### Records provided
*** Block opens ***
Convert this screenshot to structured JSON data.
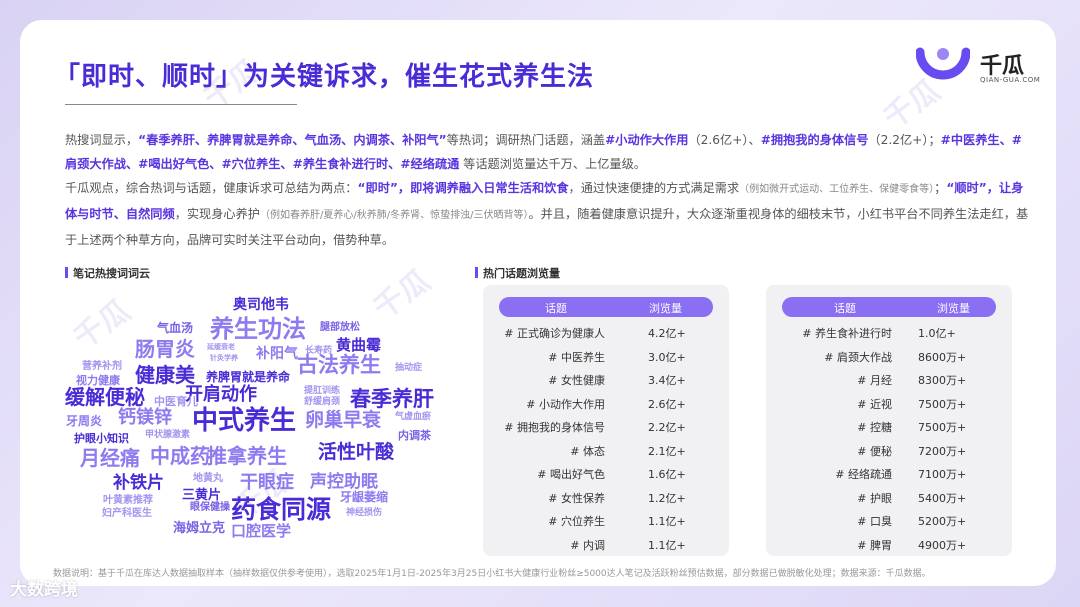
{
  "title": "「即时、顺时」为关键诉求，催生花式养生法",
  "logo": {
    "name": "千瓜",
    "sub": "QIAN-GUA.COM"
  },
  "para1": {
    "s1": "热搜词显示，",
    "s2": "“春季养肝、养脾胃就是养命、气血汤、内调茶、补阳气”",
    "s3": "等热词；调研热门话题，涵盖",
    "s4": "#小动作大作用",
    "s5": "（2.6亿+）、",
    "s6": "#拥抱我的身体信号",
    "s7": "（2.2亿+）；",
    "s8": "#中医养生、#肩颈大作战、#喝出好气色、#穴位养生、#养生食补进行时、#经络疏通",
    "s9": " 等话题浏览量达千万、上亿量级。"
  },
  "para2": {
    "s1": "千瓜观点，综合热词与话题，健康诉求可总结为两点：",
    "s2": "“即时”，即将调养融入日常生活和饮食",
    "s3": "，通过快速便捷的方式满足需求",
    "s4": "（例如微开式运动、工位养生、保健零食等）",
    "s5": "；",
    "s6": "“顺时”，让身体与时节、自然同频",
    "s7": "，实现身心养护",
    "s8": "（例如春养肝/夏养心/秋养肺/冬养肾、惊蛰排浊/三伏晒背等）",
    "s9": "。并且，随着健康意识提升，大众逐渐重视身体的细枝末节，小红书平台不同养生法走红，基于上述两个种草方向，品牌可实时关注平台动向，借势种草。"
  },
  "cloud_label": "笔记热搜词词云",
  "tables_label": "热门话题浏览量",
  "table_headers": {
    "topic": "话题",
    "views": "浏览量"
  },
  "table_left": [
    {
      "topic": "# 正式确诊为健康人",
      "views": "4.2亿+"
    },
    {
      "topic": "# 中医养生",
      "views": "3.0亿+"
    },
    {
      "topic": "# 女性健康",
      "views": "3.4亿+"
    },
    {
      "topic": "# 小动作大作用",
      "views": "2.6亿+"
    },
    {
      "topic": "# 拥抱我的身体信号",
      "views": "2.2亿+"
    },
    {
      "topic": "# 体态",
      "views": "2.1亿+"
    },
    {
      "topic": "# 喝出好气色",
      "views": "1.6亿+"
    },
    {
      "topic": "# 女性保养",
      "views": "1.2亿+"
    },
    {
      "topic": "# 穴位养生",
      "views": "1.1亿+"
    },
    {
      "topic": "# 内调",
      "views": "1.1亿+"
    }
  ],
  "table_right": [
    {
      "topic": "# 养生食补进行时",
      "views": "1.0亿+"
    },
    {
      "topic": "# 肩颈大作战",
      "views": "8600万+"
    },
    {
      "topic": "# 月经",
      "views": "8300万+"
    },
    {
      "topic": "# 近视",
      "views": "7500万+"
    },
    {
      "topic": "# 控糖",
      "views": "7500万+"
    },
    {
      "topic": "# 便秘",
      "views": "7200万+"
    },
    {
      "topic": "# 经络疏通",
      "views": "7100万+"
    },
    {
      "topic": "# 护眼",
      "views": "5400万+"
    },
    {
      "topic": "# 口臭",
      "views": "5200万+"
    },
    {
      "topic": "# 脾胃",
      "views": "4900万+"
    }
  ],
  "word_cloud": [
    {
      "text": "奥司他韦",
      "color": "#4a2bd6",
      "size": 14
    },
    {
      "text": "气血汤",
      "color": "#7b62e6",
      "size": 12
    },
    {
      "text": "养生功法",
      "color": "#8f7af0",
      "size": 24
    },
    {
      "text": "腿部放松",
      "color": "#7b62e6",
      "size": 10
    },
    {
      "text": "肠胃炎",
      "color": "#8f7af0",
      "size": 20
    },
    {
      "text": "黄曲霉",
      "color": "#4a2bd6",
      "size": 15
    },
    {
      "text": "延缓衰老",
      "color": "#a594f0",
      "size": 7
    },
    {
      "text": "针灸学养",
      "color": "#a594f0",
      "size": 7
    },
    {
      "text": "补阳气",
      "color": "#8f7af0",
      "size": 14
    },
    {
      "text": "长寿药",
      "color": "#a594f0",
      "size": 9
    },
    {
      "text": "抽动症",
      "color": "#a594f0",
      "size": 9
    },
    {
      "text": "营养补剂",
      "color": "#a594f0",
      "size": 10
    },
    {
      "text": "视力健康",
      "color": "#8f7af0",
      "size": 11
    },
    {
      "text": "健康美",
      "color": "#4a2bd6",
      "size": 20
    },
    {
      "text": "养脾胃就是养命",
      "color": "#4a2bd6",
      "size": 12
    },
    {
      "text": "古法养生",
      "color": "#8f7af0",
      "size": 21
    },
    {
      "text": "缓解便秘",
      "color": "#4a2bd6",
      "size": 20
    },
    {
      "text": "开肩动作",
      "color": "#4a2bd6",
      "size": 18
    },
    {
      "text": "提肛训练",
      "color": "#a594f0",
      "size": 9
    },
    {
      "text": "舒缓肩颈",
      "color": "#a594f0",
      "size": 9
    },
    {
      "text": "春季养肝",
      "color": "#4a2bd6",
      "size": 21
    },
    {
      "text": "中医育儿",
      "color": "#a594f0",
      "size": 11
    },
    {
      "text": "钙镁锌",
      "color": "#8f7af0",
      "size": 18
    },
    {
      "text": "牙周炎",
      "color": "#8f7af0",
      "size": 12
    },
    {
      "text": "中式养生",
      "color": "#4a2bd6",
      "size": 26
    },
    {
      "text": "卵巢早衰",
      "color": "#8f7af0",
      "size": 19
    },
    {
      "text": "气虚血瘀",
      "color": "#a594f0",
      "size": 9
    },
    {
      "text": "内调茶",
      "color": "#7b62e6",
      "size": 11
    },
    {
      "text": "护眼小知识",
      "color": "#4a2bd6",
      "size": 11
    },
    {
      "text": "甲状腺激素",
      "color": "#a594f0",
      "size": 9
    },
    {
      "text": "月经痛",
      "color": "#8f7af0",
      "size": 20
    },
    {
      "text": "中成药",
      "color": "#8f7af0",
      "size": 20
    },
    {
      "text": "推拿养生",
      "color": "#8f7af0",
      "size": 20
    },
    {
      "text": "活性叶酸",
      "color": "#4a2bd6",
      "size": 19
    },
    {
      "text": "补铁片",
      "color": "#4a2bd6",
      "size": 17
    },
    {
      "text": "地黄丸",
      "color": "#a594f0",
      "size": 10
    },
    {
      "text": "干眼症",
      "color": "#8f7af0",
      "size": 18
    },
    {
      "text": "声控助眠",
      "color": "#8f7af0",
      "size": 17
    },
    {
      "text": "三黄片",
      "color": "#4a2bd6",
      "size": 13
    },
    {
      "text": "叶黄素推荐",
      "color": "#a594f0",
      "size": 10
    },
    {
      "text": "眼保健操",
      "color": "#7b62e6",
      "size": 10
    },
    {
      "text": "牙龈萎缩",
      "color": "#8f7af0",
      "size": 12
    },
    {
      "text": "妇产科医生",
      "color": "#a594f0",
      "size": 10
    },
    {
      "text": "药食同源",
      "color": "#4a2bd6",
      "size": 25
    },
    {
      "text": "神经损伤",
      "color": "#a594f0",
      "size": 9
    },
    {
      "text": "海姆立克",
      "color": "#7b62e6",
      "size": 13
    },
    {
      "text": "口腔医学",
      "color": "#8f7af0",
      "size": 15
    }
  ],
  "footnote": "数据说明：基于千瓜在库达人数据抽取样本（抽样数据仅供参考使用），选取2025年1月1日-2025年3月25日小红书大健康行业粉丝≥5000达人笔记及活跃粉丝预估数据，部分数据已做脱敏化处理；数据来源：千瓜数据。",
  "watermark_text": "千瓜",
  "corner_logo": "大数跨境"
}
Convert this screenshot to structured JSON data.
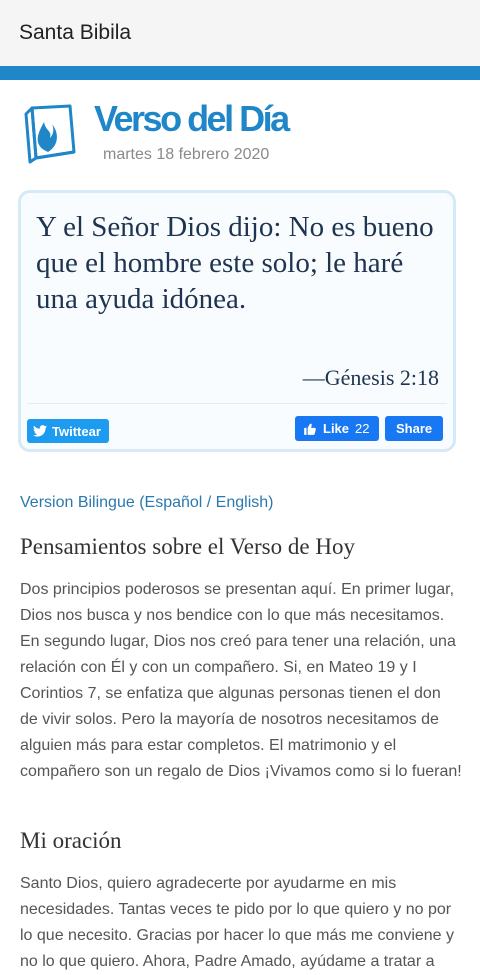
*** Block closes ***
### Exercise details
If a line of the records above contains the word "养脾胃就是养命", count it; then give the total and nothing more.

### Task answer
2